Signs of Autism
Lack of or delay in spoken language
Repetitive use of language and/or motor mannerisms (e.g., hand-flapping, twirling objects)
Little or no eye contact
Lack of interest in peer relationships
Lack of spontaneous or make-believe play
Persistent fixation on parts of objects
In 2016, the Centers for Disease Control and Prevention Autism Prevalence Report concluded that the prevalence of autism had risen to 1 in every 68 births in the United States – nearly twice as great as the 2004 rate of 1 in 125 – and almost 1 in 54 boys.
This is increasing the debate on 1.) what is causing the increase and whether there is a need for a cure and 2.) how we can provide better resources to assist parents and caregivers who have children diagnosed with autism.

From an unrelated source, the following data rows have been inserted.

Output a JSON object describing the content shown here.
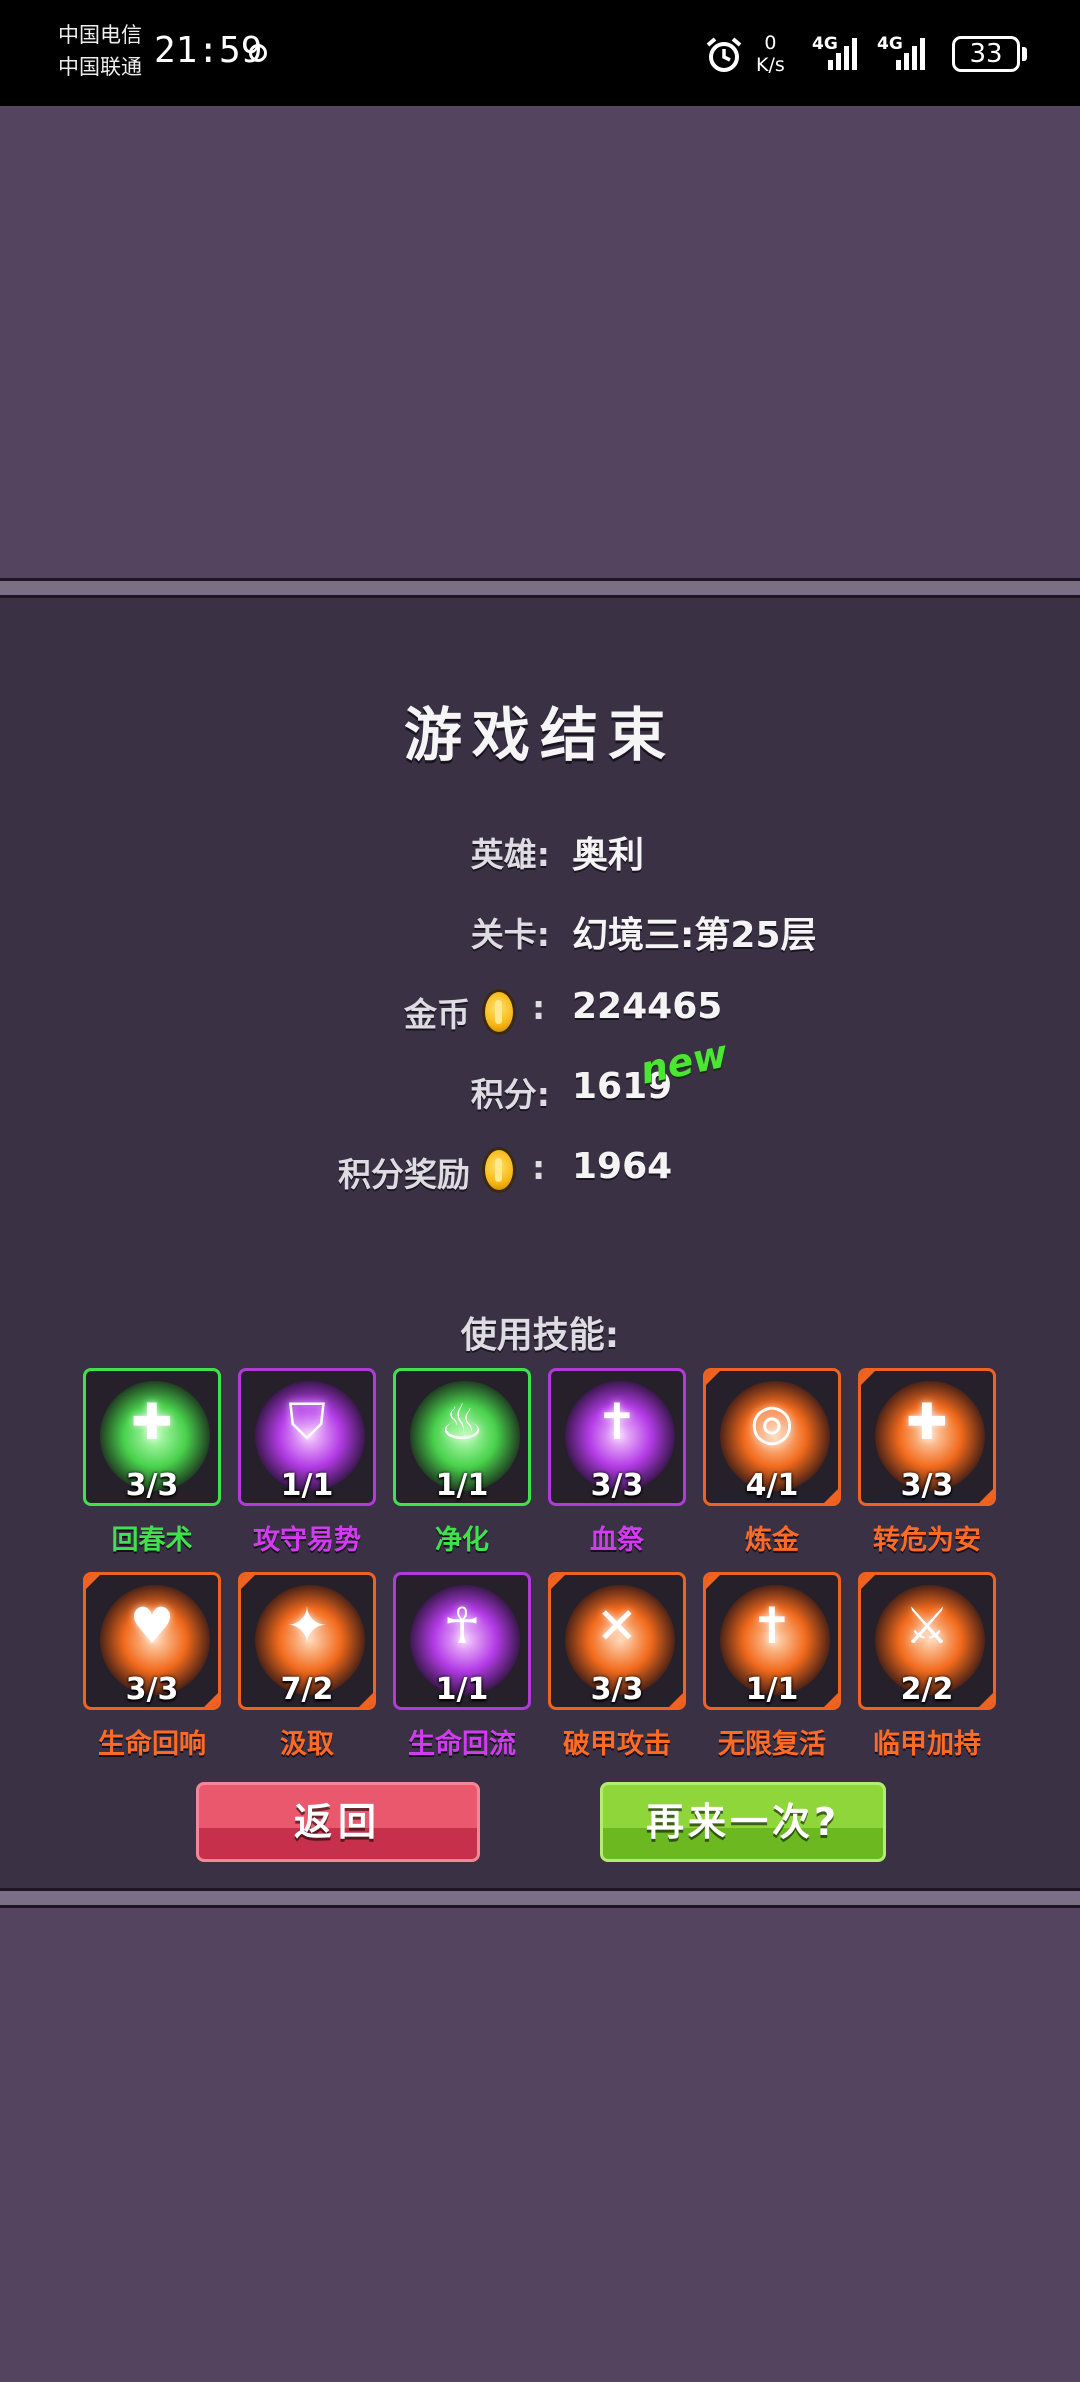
{
  "status_bar": {
    "carrier1": "中国电信",
    "carrier2": "中国联通",
    "time": "21:59",
    "net_speed_value": "0",
    "net_speed_unit": "K/s",
    "signal1_label": "4G",
    "signal2_label": "4G",
    "battery": "33"
  },
  "game_over": {
    "title": "游戏结束",
    "hero_label": "英雄:",
    "hero_value": "奥利",
    "level_label": "关卡:",
    "level_value": "幻境三:第25层",
    "gold_label": "金币",
    "gold_value": "224465",
    "score_label": "积分:",
    "score_value": "1619",
    "new_badge": "new",
    "reward_label": "积分奖励",
    "reward_value": "1964",
    "colon": ":"
  },
  "skills_heading": "使用技能:",
  "skills": [
    {
      "name": "回春术",
      "count": "3/3",
      "color": "green",
      "icon": "heal-plus-icon",
      "glyph": "✚"
    },
    {
      "name": "攻守易势",
      "count": "1/1",
      "color": "purple",
      "icon": "shield-swap-icon",
      "glyph": "⛉"
    },
    {
      "name": "净化",
      "count": "1/1",
      "color": "green",
      "icon": "purify-flame-icon",
      "glyph": "♨"
    },
    {
      "name": "血祭",
      "count": "3/3",
      "color": "purple",
      "icon": "blood-drop-icon",
      "glyph": "✝"
    },
    {
      "name": "炼金",
      "count": "4/1",
      "color": "orange",
      "icon": "alchemy-target-icon",
      "glyph": "◎"
    },
    {
      "name": "转危为安",
      "count": "3/3",
      "color": "orange",
      "icon": "escape-runner-icon",
      "glyph": "✚"
    },
    {
      "name": "生命回响",
      "count": "3/3",
      "color": "orange",
      "icon": "flex-arm-icon",
      "glyph": "♥"
    },
    {
      "name": "汲取",
      "count": "7/2",
      "color": "orange",
      "icon": "drain-figure-icon",
      "glyph": "✦"
    },
    {
      "name": "生命回流",
      "count": "1/1",
      "color": "purple",
      "icon": "spirit-figure-icon",
      "glyph": "☥"
    },
    {
      "name": "破甲攻击",
      "count": "3/3",
      "color": "orange",
      "icon": "pierce-strike-icon",
      "glyph": "✕"
    },
    {
      "name": "无限复活",
      "count": "1/1",
      "color": "orange",
      "icon": "revive-cross-icon",
      "glyph": "✝"
    },
    {
      "name": "临甲加持",
      "count": "2/2",
      "color": "orange",
      "icon": "armor-runner-icon",
      "glyph": "⚔"
    }
  ],
  "buttons": {
    "back": "返回",
    "retry": "再来一次?"
  },
  "colors": {
    "background": "#55445f",
    "panel": "#3b3145",
    "green": "#3ee24b",
    "purple": "#b23ad8",
    "orange": "#f06220",
    "back_button": "#e9586c",
    "retry_button": "#8ed63a",
    "new_badge": "#4be631"
  }
}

In people with autism spectrum disorder (ASD), no two brains are alike when it comes to connectivity between regions, scientists have found, which is in stark contrast to the relatively uniform way the brains of people without autism are arranged. People with diverse minds produce new solutions and more interesting ideas. Many researchers and experts such as Simon Baron-Cohen (2005) and Temple Grandin (2010) believe that Autism is not so much a disease but a difference in learning styles. Rather than trying to find a way to ‘fix’ or ‘cure’ these children it is more important to understand them and cater to their differences.